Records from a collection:
■ ■ ■ ■

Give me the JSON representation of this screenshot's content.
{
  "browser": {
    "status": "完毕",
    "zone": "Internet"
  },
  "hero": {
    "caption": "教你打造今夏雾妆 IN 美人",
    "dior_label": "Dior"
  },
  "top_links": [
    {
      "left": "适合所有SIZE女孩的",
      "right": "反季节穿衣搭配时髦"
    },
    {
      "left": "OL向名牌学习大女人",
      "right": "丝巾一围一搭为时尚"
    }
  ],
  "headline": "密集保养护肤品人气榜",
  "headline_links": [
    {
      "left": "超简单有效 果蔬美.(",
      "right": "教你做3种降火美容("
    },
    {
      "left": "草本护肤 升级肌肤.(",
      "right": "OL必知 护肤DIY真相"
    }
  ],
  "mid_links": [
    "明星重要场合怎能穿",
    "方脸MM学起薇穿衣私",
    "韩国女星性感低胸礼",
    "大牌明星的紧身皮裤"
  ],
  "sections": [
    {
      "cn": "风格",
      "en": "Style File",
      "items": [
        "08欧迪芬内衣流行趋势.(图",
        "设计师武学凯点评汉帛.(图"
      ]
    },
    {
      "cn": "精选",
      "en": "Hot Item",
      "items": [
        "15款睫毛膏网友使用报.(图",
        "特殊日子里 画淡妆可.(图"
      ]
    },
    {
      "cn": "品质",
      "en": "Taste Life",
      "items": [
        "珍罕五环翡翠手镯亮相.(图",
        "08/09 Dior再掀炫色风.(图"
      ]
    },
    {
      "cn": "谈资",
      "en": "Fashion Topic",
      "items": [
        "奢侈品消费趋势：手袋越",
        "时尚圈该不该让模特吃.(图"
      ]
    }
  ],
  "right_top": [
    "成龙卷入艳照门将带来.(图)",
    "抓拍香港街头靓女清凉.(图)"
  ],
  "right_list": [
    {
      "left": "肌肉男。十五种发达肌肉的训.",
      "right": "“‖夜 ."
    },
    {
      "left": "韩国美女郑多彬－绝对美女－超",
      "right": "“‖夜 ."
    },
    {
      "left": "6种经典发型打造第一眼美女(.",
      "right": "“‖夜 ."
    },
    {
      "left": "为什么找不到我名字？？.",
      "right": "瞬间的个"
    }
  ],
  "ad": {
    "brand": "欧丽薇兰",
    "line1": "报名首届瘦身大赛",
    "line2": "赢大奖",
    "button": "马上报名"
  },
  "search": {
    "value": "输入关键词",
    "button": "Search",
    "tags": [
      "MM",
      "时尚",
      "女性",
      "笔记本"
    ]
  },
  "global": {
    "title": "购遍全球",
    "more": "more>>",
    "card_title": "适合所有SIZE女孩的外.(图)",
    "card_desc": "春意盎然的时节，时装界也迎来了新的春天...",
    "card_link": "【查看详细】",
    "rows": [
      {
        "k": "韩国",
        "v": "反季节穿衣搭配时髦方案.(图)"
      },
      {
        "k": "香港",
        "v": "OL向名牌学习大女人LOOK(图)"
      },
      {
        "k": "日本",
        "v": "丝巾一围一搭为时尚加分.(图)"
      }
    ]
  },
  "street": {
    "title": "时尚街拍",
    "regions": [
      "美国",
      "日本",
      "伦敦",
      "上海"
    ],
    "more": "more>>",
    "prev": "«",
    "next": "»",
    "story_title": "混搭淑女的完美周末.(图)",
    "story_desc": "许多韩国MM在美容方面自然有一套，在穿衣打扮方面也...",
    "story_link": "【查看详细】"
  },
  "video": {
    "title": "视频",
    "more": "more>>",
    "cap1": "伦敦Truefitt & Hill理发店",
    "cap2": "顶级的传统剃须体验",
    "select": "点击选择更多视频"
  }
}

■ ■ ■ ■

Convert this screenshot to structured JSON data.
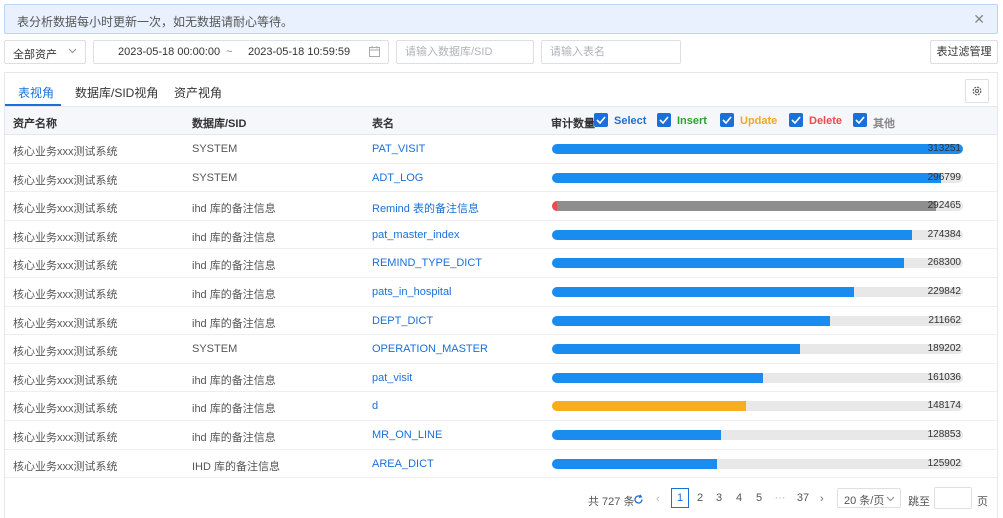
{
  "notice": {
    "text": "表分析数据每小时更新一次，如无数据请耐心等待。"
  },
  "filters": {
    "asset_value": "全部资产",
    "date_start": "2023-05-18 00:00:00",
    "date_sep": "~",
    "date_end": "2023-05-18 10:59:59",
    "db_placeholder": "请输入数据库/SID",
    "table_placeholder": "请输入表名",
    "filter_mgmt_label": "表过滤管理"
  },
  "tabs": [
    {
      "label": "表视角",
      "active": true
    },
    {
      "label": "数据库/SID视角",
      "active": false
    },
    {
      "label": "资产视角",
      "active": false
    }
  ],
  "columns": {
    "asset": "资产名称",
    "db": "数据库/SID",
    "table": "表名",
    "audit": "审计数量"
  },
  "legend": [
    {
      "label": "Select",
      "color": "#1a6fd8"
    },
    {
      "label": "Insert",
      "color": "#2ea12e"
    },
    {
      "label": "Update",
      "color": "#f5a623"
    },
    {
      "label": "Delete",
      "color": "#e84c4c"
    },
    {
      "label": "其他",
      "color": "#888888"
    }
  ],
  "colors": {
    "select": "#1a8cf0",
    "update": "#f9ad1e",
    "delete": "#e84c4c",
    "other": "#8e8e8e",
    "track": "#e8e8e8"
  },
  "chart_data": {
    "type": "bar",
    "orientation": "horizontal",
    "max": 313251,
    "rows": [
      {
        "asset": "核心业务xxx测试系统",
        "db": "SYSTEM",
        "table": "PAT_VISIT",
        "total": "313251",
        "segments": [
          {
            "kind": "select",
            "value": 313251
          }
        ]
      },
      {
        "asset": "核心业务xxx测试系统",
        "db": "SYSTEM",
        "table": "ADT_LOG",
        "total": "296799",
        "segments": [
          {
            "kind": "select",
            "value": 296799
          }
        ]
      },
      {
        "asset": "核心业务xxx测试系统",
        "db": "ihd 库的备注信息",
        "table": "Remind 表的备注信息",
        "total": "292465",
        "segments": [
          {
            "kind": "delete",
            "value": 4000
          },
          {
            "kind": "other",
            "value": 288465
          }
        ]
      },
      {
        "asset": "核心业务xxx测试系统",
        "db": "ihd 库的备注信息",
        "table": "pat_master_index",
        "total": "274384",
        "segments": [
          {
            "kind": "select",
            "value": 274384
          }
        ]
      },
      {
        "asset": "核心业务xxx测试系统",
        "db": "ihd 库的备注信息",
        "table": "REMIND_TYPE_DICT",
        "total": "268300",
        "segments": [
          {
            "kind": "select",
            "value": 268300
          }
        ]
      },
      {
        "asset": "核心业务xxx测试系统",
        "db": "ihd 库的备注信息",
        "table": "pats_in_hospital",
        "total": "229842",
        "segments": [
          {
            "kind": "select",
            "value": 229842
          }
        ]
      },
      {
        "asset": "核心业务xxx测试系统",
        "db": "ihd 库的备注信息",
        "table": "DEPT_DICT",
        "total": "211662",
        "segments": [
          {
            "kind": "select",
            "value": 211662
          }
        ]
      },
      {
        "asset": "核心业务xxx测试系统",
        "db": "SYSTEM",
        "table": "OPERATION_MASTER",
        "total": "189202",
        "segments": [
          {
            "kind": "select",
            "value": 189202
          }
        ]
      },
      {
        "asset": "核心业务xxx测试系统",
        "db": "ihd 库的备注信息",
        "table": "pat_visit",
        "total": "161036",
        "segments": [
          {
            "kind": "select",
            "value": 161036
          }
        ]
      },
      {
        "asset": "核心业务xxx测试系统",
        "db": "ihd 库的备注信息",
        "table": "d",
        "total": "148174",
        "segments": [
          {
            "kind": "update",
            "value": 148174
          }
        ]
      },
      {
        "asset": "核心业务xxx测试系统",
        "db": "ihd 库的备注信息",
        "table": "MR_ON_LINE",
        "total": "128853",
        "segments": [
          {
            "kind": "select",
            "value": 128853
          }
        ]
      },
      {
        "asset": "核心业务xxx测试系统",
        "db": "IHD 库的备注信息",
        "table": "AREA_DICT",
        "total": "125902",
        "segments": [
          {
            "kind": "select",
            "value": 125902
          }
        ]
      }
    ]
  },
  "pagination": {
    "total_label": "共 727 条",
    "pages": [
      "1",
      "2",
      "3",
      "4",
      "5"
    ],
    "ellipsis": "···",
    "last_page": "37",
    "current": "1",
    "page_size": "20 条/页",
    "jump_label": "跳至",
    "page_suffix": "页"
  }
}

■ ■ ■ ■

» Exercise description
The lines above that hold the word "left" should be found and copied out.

» Answer box
      "left": "适合所有SIZE女孩的",
      "left": "OL向名牌学习大女人",
      "left": "超简单有效 果蔬美.(",
      "left": "草本护肤 升级肌肤.(",
      "left": "肌肉男。十五种发达肌肉的训.",
      "left": "韩国美女郑多彬－绝对美女－超",
      "left": "6种经典发型打造第一眼美女(.",
      "left": "为什么找不到我名字？？.",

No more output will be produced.